  4. 4.
    Hildebrand JD, Soriano P: Shroom, a PDZ domain-containing actin-binding protein, is required for neural tube morphogenesis in mice. Cell. 1999, 99 (5): 485-497. 10.1016/S0092-8674(00)81537-8.CrossRefPubMedGoogle Scholar
  5. 5.
    Haigo SL, Hildebrand JD, Harland RM, Wallingford JB: Shroom induces apical constriction and is required for hingepoint formation during neural tube closure. Curr Biol. 2003, 13 (24): 2125-2137. 10.1016/j.cub.2003.11.054.CrossRefPubMedGoogle Scholar
  6. 6.
    Hildebrand JD: Shroom regulates epithelial cell shape via the apical positioning of an actomyosin network. J Cell Sci. 2005, 118: 5191-5203. 10.1242/jcs.02626.CrossRefPubMedGoogle Scholar
  7. 7.
    Prat AG, Holtzman EJ, Brown D, Cunningham CC, Reisin IL, Kleyman TR, McLaughlin M, Jackson GRJ, Lydon J, Cantiello HF: Renal epithelial protein (Apx) is an actin cytoskeleton-regulated Na+ channel. J Biol Chem. 1996, 271 (30): 18045-18053. 10.1074/jbc.271.30.17704.CrossRefPubMedGoogle Scholar
  8. 8.
    Zuckerman JB, Chen X, Jacobs JD, Hu B, Kleyman TR, Smith PR: Association of the epithelial sodium channel with Apx and alpha-spectrin in A6 renal epithelial cells. J Biol Chem. 1999, 274 (33): 23286-23295. 10.1074/jbc.274.33.23286.CrossRefPubMedGoogle Scholar

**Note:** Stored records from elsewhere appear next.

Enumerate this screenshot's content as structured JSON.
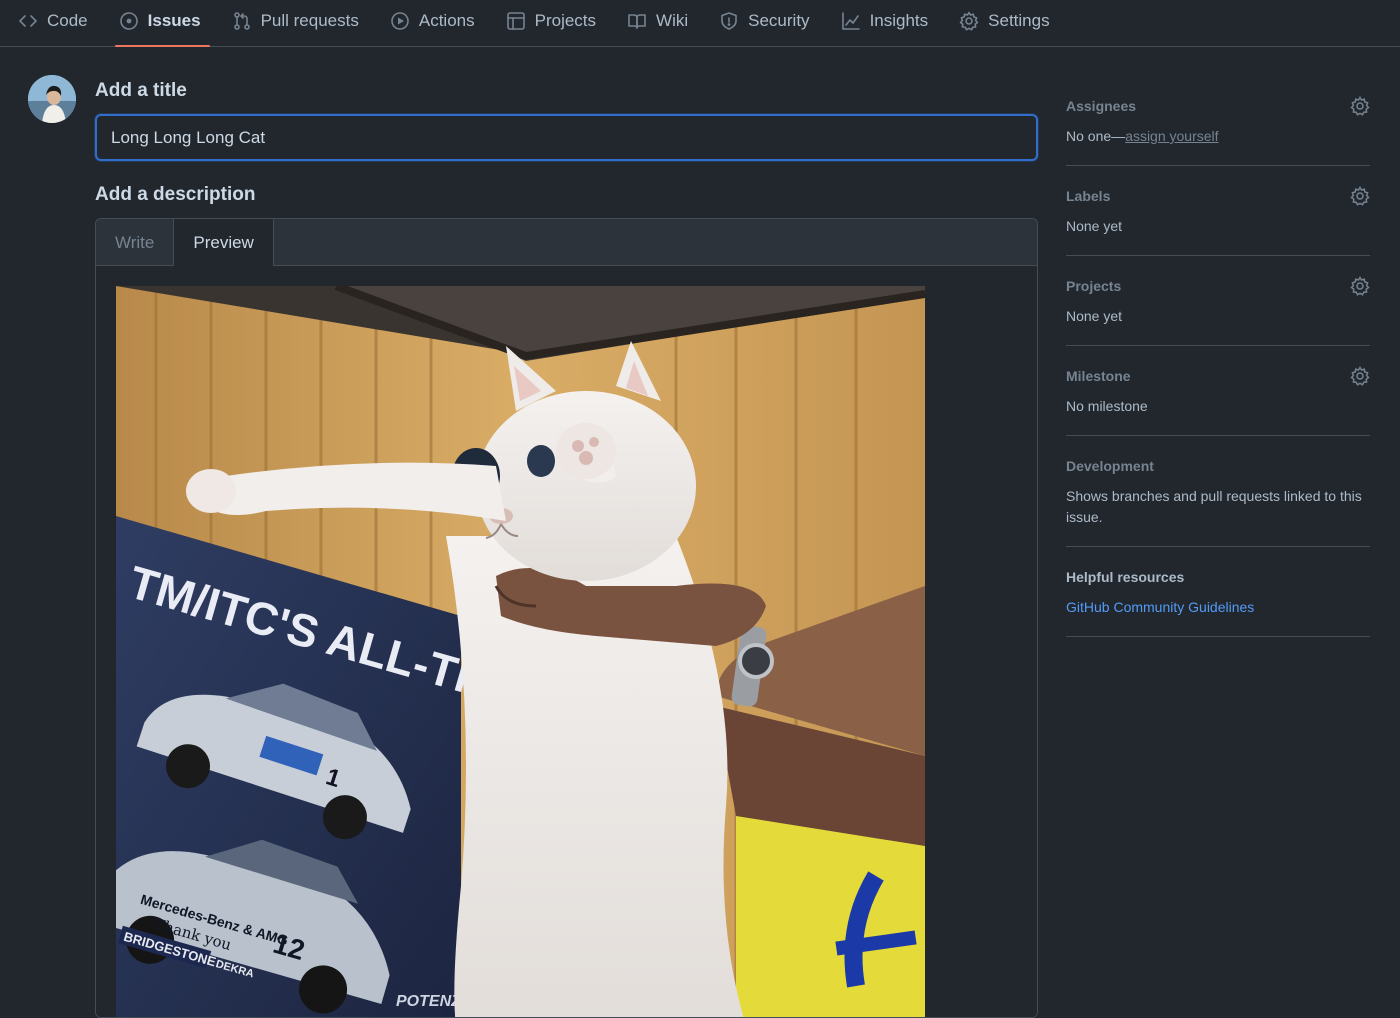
{
  "nav": {
    "tabs": [
      {
        "label": "Code",
        "icon": "code-icon"
      },
      {
        "label": "Issues",
        "icon": "issue-opened-icon",
        "active": true
      },
      {
        "label": "Pull requests",
        "icon": "git-pull-request-icon"
      },
      {
        "label": "Actions",
        "icon": "play-icon"
      },
      {
        "label": "Projects",
        "icon": "table-icon"
      },
      {
        "label": "Wiki",
        "icon": "book-icon"
      },
      {
        "label": "Security",
        "icon": "shield-icon"
      },
      {
        "label": "Insights",
        "icon": "graph-icon"
      },
      {
        "label": "Settings",
        "icon": "gear-icon"
      }
    ]
  },
  "form": {
    "title_label": "Add a title",
    "title_value": "Long Long Long Cat",
    "description_label": "Add a description",
    "tabs": {
      "write": "Write",
      "preview": "Preview"
    }
  },
  "sidebar": {
    "assignees": {
      "title": "Assignees",
      "value_prefix": "No one—",
      "value_link": "assign yourself"
    },
    "labels": {
      "title": "Labels",
      "value": "None yet"
    },
    "projects": {
      "title": "Projects",
      "value": "None yet"
    },
    "milestone": {
      "title": "Milestone",
      "value": "No milestone"
    },
    "development": {
      "title": "Development",
      "value": "Shows branches and pull requests linked to this issue."
    },
    "helpful": {
      "title": "Helpful resources",
      "link": "GitHub Community Guidelines"
    }
  },
  "preview_image": {
    "poster_headline": "TM/ITC'S ALL-TIME TOP TEAM.",
    "poster_text_1": "Thank you",
    "poster_brand": "BRIDGESTONE",
    "poster_brand_2": "Mercedes-Benz & AMG",
    "poster_number": "12",
    "poster_dekra": "DEKRA",
    "poster_footer": "POTENZ"
  },
  "colors": {
    "background": "#22272e",
    "border": "#444c56",
    "accent_focus": "#316dca",
    "active_tab_underline": "#ec775c",
    "link": "#539bf5"
  }
}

Copyright information

© Hagens et al; licensee BioMed Central Ltd. 2006

This article is published under license to BioMed Central Ltd. This is an Open Access article distributed under the terms of the Creative Commons Attribution License (, which permits unrestricted use, distribution, and reproduction in any medium, provided the original work is properly cited.

Authors and Affiliations

  • Olivier Hagens
    • 1
  • Andrea Ballabio
    • 2
  • Vera Kalscheuer
    • 1
  • Jean-Pierre Kraehenbuhl
    • 3
  • M Vittoria Schiaffino
    • 4
  • Peter Smith
    • 5
  • Olivier Staub
    • 6
  • Jeff Hildebrand
    • 7
  • John B Wallingford
    • 8
  1. 1.Dept. of Human Molecular GeneticsMax Planck Institute for Molecular GeneticsBerlinGermany
  2. 2.Telethon Institute of Genetics and MedicineNaplesItaly
  3. 3.Swiss Institute for Experimental Cancer Research and the Institute of BiochemistryUniversity of LausanneLausanneSwitzerland
  4. 4.Dept. of BiotechnologySan Raffaele Scientific InstituteMilanItaly
  5. 5.Dept. of Physiology and BiophysicsUniversity of Alabama at BirminghamBirminghamUSA
  6. 6.Dept. of Pharmacology & ToxicologyUniversity of LausanneLausanneSwitzerland
  7. 7.Dept. of Biological SciencesUniversity of PittsburghPittsburghUSA
  8. 8.Dept. of Molecular Cell and Developmental Biology & Institute for Cellular and Molecular BiologyUniversity of TexasAustinUSA

Personalised recommendations